What to work on >> The entries that follow should be duplicated in full, without a single alteration.

Saved entries
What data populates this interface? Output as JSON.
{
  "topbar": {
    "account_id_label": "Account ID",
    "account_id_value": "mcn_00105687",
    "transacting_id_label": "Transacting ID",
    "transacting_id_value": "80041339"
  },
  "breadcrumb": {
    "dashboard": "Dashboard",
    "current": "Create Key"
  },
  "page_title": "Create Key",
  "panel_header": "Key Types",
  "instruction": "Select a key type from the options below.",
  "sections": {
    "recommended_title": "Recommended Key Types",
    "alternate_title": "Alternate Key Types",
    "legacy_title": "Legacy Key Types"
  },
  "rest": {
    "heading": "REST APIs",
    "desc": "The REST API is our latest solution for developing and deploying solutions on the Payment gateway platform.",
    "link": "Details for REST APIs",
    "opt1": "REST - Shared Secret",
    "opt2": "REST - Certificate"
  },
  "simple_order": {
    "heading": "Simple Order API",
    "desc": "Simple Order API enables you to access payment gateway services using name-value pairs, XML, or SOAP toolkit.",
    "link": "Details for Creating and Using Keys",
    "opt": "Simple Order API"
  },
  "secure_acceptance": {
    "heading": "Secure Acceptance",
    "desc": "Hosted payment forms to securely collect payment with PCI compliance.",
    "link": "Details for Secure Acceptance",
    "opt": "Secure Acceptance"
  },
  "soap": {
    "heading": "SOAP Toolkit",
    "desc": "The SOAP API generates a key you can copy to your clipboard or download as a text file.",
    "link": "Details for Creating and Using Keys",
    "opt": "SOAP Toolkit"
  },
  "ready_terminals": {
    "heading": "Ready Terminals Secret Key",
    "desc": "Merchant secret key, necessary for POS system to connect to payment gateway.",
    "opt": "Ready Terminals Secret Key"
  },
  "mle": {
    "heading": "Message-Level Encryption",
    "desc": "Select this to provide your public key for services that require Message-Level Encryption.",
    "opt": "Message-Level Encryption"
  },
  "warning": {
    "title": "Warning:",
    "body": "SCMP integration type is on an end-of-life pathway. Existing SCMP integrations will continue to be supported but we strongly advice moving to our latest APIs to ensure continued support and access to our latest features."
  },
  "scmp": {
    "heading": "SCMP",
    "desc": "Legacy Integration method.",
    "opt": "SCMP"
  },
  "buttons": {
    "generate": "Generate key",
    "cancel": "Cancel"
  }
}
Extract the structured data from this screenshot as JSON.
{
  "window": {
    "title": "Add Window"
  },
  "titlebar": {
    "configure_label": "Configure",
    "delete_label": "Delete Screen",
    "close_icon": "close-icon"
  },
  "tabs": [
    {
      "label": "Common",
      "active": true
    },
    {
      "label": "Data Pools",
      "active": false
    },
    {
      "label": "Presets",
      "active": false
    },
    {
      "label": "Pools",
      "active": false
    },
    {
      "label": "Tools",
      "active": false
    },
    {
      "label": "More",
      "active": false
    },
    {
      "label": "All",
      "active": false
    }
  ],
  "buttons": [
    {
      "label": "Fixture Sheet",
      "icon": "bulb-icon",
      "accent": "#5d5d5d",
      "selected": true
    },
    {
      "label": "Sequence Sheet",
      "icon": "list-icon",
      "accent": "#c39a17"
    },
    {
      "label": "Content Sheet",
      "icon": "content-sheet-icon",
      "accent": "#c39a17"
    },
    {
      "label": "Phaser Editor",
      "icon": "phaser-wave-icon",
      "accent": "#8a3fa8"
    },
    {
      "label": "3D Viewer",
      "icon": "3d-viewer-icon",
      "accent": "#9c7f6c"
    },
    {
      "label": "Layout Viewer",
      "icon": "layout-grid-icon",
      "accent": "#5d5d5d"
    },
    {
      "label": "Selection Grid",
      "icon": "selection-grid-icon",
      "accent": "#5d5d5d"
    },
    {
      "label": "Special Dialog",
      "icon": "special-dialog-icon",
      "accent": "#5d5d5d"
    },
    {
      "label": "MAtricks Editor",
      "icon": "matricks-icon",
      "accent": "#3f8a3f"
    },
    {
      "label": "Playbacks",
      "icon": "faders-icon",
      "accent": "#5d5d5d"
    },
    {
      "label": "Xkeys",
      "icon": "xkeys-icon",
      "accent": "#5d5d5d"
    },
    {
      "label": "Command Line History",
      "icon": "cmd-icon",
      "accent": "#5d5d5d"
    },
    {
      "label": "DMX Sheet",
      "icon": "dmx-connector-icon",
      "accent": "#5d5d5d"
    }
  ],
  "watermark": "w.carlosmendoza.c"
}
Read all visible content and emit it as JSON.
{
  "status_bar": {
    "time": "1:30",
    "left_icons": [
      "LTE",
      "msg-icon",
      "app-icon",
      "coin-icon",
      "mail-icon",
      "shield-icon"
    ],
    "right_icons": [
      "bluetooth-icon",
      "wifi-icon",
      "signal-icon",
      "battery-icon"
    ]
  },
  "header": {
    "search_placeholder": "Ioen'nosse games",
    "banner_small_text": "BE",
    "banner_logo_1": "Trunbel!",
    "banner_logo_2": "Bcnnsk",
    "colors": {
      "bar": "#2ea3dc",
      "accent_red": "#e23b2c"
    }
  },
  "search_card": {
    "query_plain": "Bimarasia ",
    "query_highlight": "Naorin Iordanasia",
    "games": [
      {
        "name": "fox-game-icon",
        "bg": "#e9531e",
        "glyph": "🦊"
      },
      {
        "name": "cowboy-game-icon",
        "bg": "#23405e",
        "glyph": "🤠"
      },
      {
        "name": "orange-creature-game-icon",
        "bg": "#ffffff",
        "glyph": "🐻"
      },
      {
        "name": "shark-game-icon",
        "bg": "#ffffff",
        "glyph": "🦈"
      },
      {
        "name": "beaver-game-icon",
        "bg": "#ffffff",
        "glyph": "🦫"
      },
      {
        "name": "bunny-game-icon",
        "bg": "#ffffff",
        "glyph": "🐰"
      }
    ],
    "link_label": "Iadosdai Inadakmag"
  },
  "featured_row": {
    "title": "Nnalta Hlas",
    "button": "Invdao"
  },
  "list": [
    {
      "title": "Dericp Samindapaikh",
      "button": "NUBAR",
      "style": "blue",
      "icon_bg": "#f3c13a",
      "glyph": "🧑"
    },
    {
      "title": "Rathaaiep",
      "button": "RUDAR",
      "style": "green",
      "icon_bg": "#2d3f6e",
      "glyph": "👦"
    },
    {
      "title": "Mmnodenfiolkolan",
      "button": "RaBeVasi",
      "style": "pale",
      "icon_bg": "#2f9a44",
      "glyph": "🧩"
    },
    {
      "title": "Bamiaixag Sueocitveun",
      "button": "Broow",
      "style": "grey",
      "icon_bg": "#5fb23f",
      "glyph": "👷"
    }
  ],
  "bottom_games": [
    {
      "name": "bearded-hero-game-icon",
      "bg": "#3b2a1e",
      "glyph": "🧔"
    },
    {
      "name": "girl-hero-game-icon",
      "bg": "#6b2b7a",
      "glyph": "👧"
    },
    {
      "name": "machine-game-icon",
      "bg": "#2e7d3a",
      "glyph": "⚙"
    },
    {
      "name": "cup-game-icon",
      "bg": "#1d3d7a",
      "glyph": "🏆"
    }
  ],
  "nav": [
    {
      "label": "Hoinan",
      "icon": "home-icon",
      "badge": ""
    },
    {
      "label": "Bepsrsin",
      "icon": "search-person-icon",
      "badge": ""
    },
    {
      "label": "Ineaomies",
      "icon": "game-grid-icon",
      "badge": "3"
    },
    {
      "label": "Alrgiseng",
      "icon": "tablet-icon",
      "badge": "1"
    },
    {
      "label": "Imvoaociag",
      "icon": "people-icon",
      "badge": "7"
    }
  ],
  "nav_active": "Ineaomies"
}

The answer >>
What data populates this interface? Output as JSON.
{
  "topbar": {
    "account_id_label": "Account ID",
    "account_id_value": "mcn_00105687",
    "transacting_id_label": "Transacting ID",
    "transacting_id_value": "80041339"
  },
  "breadcrumb": {
    "dashboard": "Dashboard",
    "current": "Create Key"
  },
  "page_title": "Create Key",
  "panel_header": "Key Types",
  "instruction": "Select a key type from the options below.",
  "sections": {
    "recommended_title": "Recommended Key Types",
    "alternate_title": "Alternate Key Types",
    "legacy_title": "Legacy Key Types"
  },
  "rest": {
    "heading": "REST APIs",
    "desc": "The REST API is our latest solution for developing and deploying solutions on the Payment gateway platform.",
    "link": "Details for REST APIs",
    "opt1": "REST - Shared Secret",
    "opt2": "REST - Certificate"
  },
  "simple_order": {
    "heading": "Simple Order API",
    "desc": "Simple Order API enables you to access payment gateway services using name-value pairs, XML, or SOAP toolkit.",
    "link": "Details for Creating and Using Keys",
    "opt": "Simple Order API"
  },
  "secure_acceptance": {
    "heading": "Secure Acceptance",
    "desc": "Hosted payment forms to securely collect payment with PCI compliance.",
    "link": "Details for Secure Acceptance",
    "opt": "Secure Acceptance"
  },
  "soap": {
    "heading": "SOAP Toolkit",
    "desc": "The SOAP API generates a key you can copy to your clipboard or download as a text file.",
    "link": "Details for Creating and Using Keys",
    "opt": "SOAP Toolkit"
  },
  "ready_terminals": {
    "heading": "Ready Terminals Secret Key",
    "desc": "Merchant secret key, necessary for POS system to connect to payment gateway.",
    "opt": "Ready Terminals Secret Key"
  },
  "mle": {
    "heading": "Message-Level Encryption",
    "desc": "Select this to provide your public key for services that require Message-Level Encryption.",
    "opt": "Message-Level Encryption"
  },
  "warning": {
    "title": "Warning:",
    "body": "SCMP integration type is on an end-of-life pathway. Existing SCMP integrations will continue to be supported but we strongly advice moving to our latest APIs to ensure continued support and access to our latest features."
  },
  "scmp": {
    "heading": "SCMP",
    "desc": "Legacy Integration method.",
    "opt": "SCMP"
  },
  "buttons": {
    "generate": "Generate key",
    "cancel": "Cancel"
  }
}
Extract the structured data from this screenshot as JSON.
{
  "window": {
    "title": "Add Window"
  },
  "titlebar": {
    "configure_label": "Configure",
    "delete_label": "Delete Screen",
    "close_icon": "close-icon"
  },
  "tabs": [
    {
      "label": "Common",
      "active": true
    },
    {
      "label": "Data Pools",
      "active": false
    },
    {
      "label": "Presets",
      "active": false
    },
    {
      "label": "Pools",
      "active": false
    },
    {
      "label": "Tools",
      "active": false
    },
    {
      "label": "More",
      "active": false
    },
    {
      "label": "All",
      "active": false
    }
  ],
  "buttons": [
    {
      "label": "Fixture Sheet",
      "icon": "bulb-icon",
      "accent": "#5d5d5d",
      "selected": true
    },
    {
      "label": "Sequence Sheet",
      "icon": "list-icon",
      "accent": "#c39a17"
    },
    {
      "label": "Content Sheet",
      "icon": "content-sheet-icon",
      "accent": "#c39a17"
    },
    {
      "label": "Phaser Editor",
      "icon": "phaser-wave-icon",
      "accent": "#8a3fa8"
    },
    {
      "label": "3D Viewer",
      "icon": "3d-viewer-icon",
      "accent": "#9c7f6c"
    },
    {
      "label": "Layout Viewer",
      "icon": "layout-grid-icon",
      "accent": "#5d5d5d"
    },
    {
      "label": "Selection Grid",
      "icon": "selection-grid-icon",
      "accent": "#5d5d5d"
    },
    {
      "label": "Special Dialog",
      "icon": "special-dialog-icon",
      "accent": "#5d5d5d"
    },
    {
      "label": "MAtricks Editor",
      "icon": "matricks-icon",
      "accent": "#3f8a3f"
    },
    {
      "label": "Playbacks",
      "icon": "faders-icon",
      "accent": "#5d5d5d"
    },
    {
      "label": "Xkeys",
      "icon": "xkeys-icon",
      "accent": "#5d5d5d"
    },
    {
      "label": "Command Line History",
      "icon": "cmd-icon",
      "accent": "#5d5d5d"
    },
    {
      "label": "DMX Sheet",
      "icon": "dmx-connector-icon",
      "accent": "#5d5d5d"
    }
  ],
  "watermark": "w.carlosmendoza.c"
}
Read all visible content and emit it as JSON.
{
  "status_bar": {
    "time": "1:30",
    "left_icons": [
      "LTE",
      "msg-icon",
      "app-icon",
      "coin-icon",
      "mail-icon",
      "shield-icon"
    ],
    "right_icons": [
      "bluetooth-icon",
      "wifi-icon",
      "signal-icon",
      "battery-icon"
    ]
  },
  "header": {
    "search_placeholder": "Ioen'nosse games",
    "banner_small_text": "BE",
    "banner_logo_1": "Trunbel!",
    "banner_logo_2": "Bcnnsk",
    "colors": {
      "bar": "#2ea3dc",
      "accent_red": "#e23b2c"
    }
  },
  "search_card": {
    "query_plain": "Bimarasia ",
    "query_highlight": "Naorin Iordanasia",
    "games": [
      {
        "name": "fox-game-icon",
        "bg": "#e9531e",
        "glyph": "🦊"
      },
      {
        "name": "cowboy-game-icon",
        "bg": "#23405e",
        "glyph": "🤠"
      },
      {
        "name": "orange-creature-game-icon",
        "bg": "#ffffff",
        "glyph": "🐻"
      },
      {
        "name": "shark-game-icon",
        "bg": "#ffffff",
        "glyph": "🦈"
      },
      {
        "name": "beaver-game-icon",
        "bg": "#ffffff",
        "glyph": "🦫"
      },
      {
        "name": "bunny-game-icon",
        "bg": "#ffffff",
        "glyph": "🐰"
      }
    ],
    "link_label": "Iadosdai Inadakmag"
  },
  "featured_row": {
    "title": "Nnalta Hlas",
    "button": "Invdao"
  },
  "list": [
    {
      "title": "Dericp Samindapaikh",
      "button": "NUBAR",
      "style": "blue",
      "icon_bg": "#f3c13a",
      "glyph": "🧑"
    },
    {
      "title": "Rathaaiep",
      "button": "RUDAR",
      "style": "green",
      "icon_bg": "#2d3f6e",
      "glyph": "👦"
    },
    {
      "title": "Mmnodenfiolkolan",
      "button": "RaBeVasi",
      "style": "pale",
      "icon_bg": "#2f9a44",
      "glyph": "🧩"
    },
    {
      "title": "Bamiaixag Sueocitveun",
      "button": "Broow",
      "style": "grey",
      "icon_bg": "#5fb23f",
      "glyph": "👷"
    }
  ],
  "bottom_games": [
    {
      "name": "bearded-hero-game-icon",
      "bg": "#3b2a1e",
      "glyph": "🧔"
    },
    {
      "name": "girl-hero-game-icon",
      "bg": "#6b2b7a",
      "glyph": "👧"
    },
    {
      "name": "machine-game-icon",
      "bg": "#2e7d3a",
      "glyph": "⚙"
    },
    {
      "name": "cup-game-icon",
      "bg": "#1d3d7a",
      "glyph": "🏆"
    }
  ],
  "nav": [
    {
      "label": "Hoinan",
      "icon": "home-icon",
      "badge": ""
    },
    {
      "label": "Bepsrsin",
      "icon": "search-person-icon",
      "badge": ""
    },
    {
      "label": "Ineaomies",
      "icon": "game-grid-icon",
      "badge": "3"
    },
    {
      "label": "Alrgiseng",
      "icon": "tablet-icon",
      "badge": "1"
    },
    {
      "label": "Imvoaociag",
      "icon": "people-icon",
      "badge": "7"
    }
  ],
  "nav_active": "Ineaomies"
}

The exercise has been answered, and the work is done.